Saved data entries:
────────────────────────────────────────

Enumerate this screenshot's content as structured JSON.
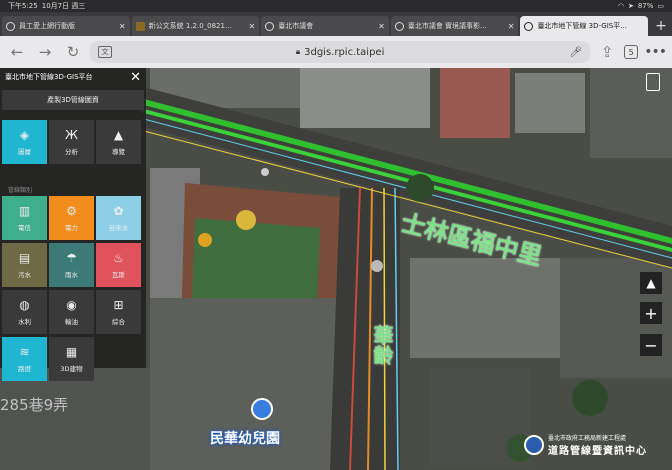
{
  "status_bar": {
    "time": "下午5:25",
    "date": "10月7日 週三",
    "battery": "87%"
  },
  "tabs": [
    {
      "title": "員工愛上網行動版",
      "active": false
    },
    {
      "title": "新公文系統 1.2.0_0821...",
      "active": false
    },
    {
      "title": "臺北市議會",
      "active": false
    },
    {
      "title": "臺北市議會 實境議事影...",
      "active": false
    },
    {
      "title": "臺北市地下管線 3D-GIS平...",
      "active": true
    }
  ],
  "toolbar": {
    "url": "3dgis.rpic.taipei",
    "translate_label": "文",
    "tab_count": "5"
  },
  "panel": {
    "title": "臺北市地下管線3D-GIS平台",
    "generate_button": "產製3D管線圖資",
    "tools": [
      {
        "label": "圖層",
        "icon": "layers-icon",
        "glyph": "◈",
        "color": "blue"
      },
      {
        "label": "分析",
        "icon": "compass-icon",
        "glyph": "Ж",
        "color": "dark"
      },
      {
        "label": "導覽",
        "icon": "navigate-icon",
        "glyph": "▲",
        "color": "dark"
      }
    ],
    "section_label": "管線類別",
    "pipes": [
      {
        "label": "電信",
        "icon": "telecom-icon",
        "glyph": "▥",
        "color": "green"
      },
      {
        "label": "電力",
        "icon": "power-icon",
        "glyph": "⚙",
        "color": "orange"
      },
      {
        "label": "自來水",
        "icon": "water-icon",
        "glyph": "✿",
        "color": "lightblue"
      },
      {
        "label": "污水",
        "icon": "sewage-icon",
        "glyph": "▤",
        "color": "olive"
      },
      {
        "label": "雨水",
        "icon": "rain-icon",
        "glyph": "☂",
        "color": "teal"
      },
      {
        "label": "瓦斯",
        "icon": "gas-icon",
        "glyph": "♨",
        "color": "red"
      },
      {
        "label": "水利",
        "icon": "hydraulic-icon",
        "glyph": "◍",
        "color": "dark"
      },
      {
        "label": "輸油",
        "icon": "oil-icon",
        "glyph": "◉",
        "color": "dark"
      },
      {
        "label": "綜合",
        "icon": "combined-icon",
        "glyph": "⊞",
        "color": "dark"
      },
      {
        "label": "路燈",
        "icon": "streetlight-icon",
        "glyph": "≋",
        "color": "blue"
      },
      {
        "label": "3D建物",
        "icon": "building-icon",
        "glyph": "▦",
        "color": "dark"
      }
    ]
  },
  "map": {
    "road_label": "士林區福中里",
    "street_label": "華齡",
    "lane_label": "285巷9弄",
    "poi_label": "民華幼兒園"
  },
  "logo": {
    "line1": "臺北市政府工務局新建工程處",
    "line2": "道路管線暨資訊中心"
  }
}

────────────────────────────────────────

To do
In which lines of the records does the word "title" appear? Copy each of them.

Reply to the task
      "title": "員工愛上網行動版",
      "title": "新公文系統 1.2.0_0821...",
      "title": "臺北市議會",
      "title": "臺北市議會 實境議事影...",
      "title": "臺北市地下管線 3D-GIS平...",
    "title": "臺北市地下管線3D-GIS平台",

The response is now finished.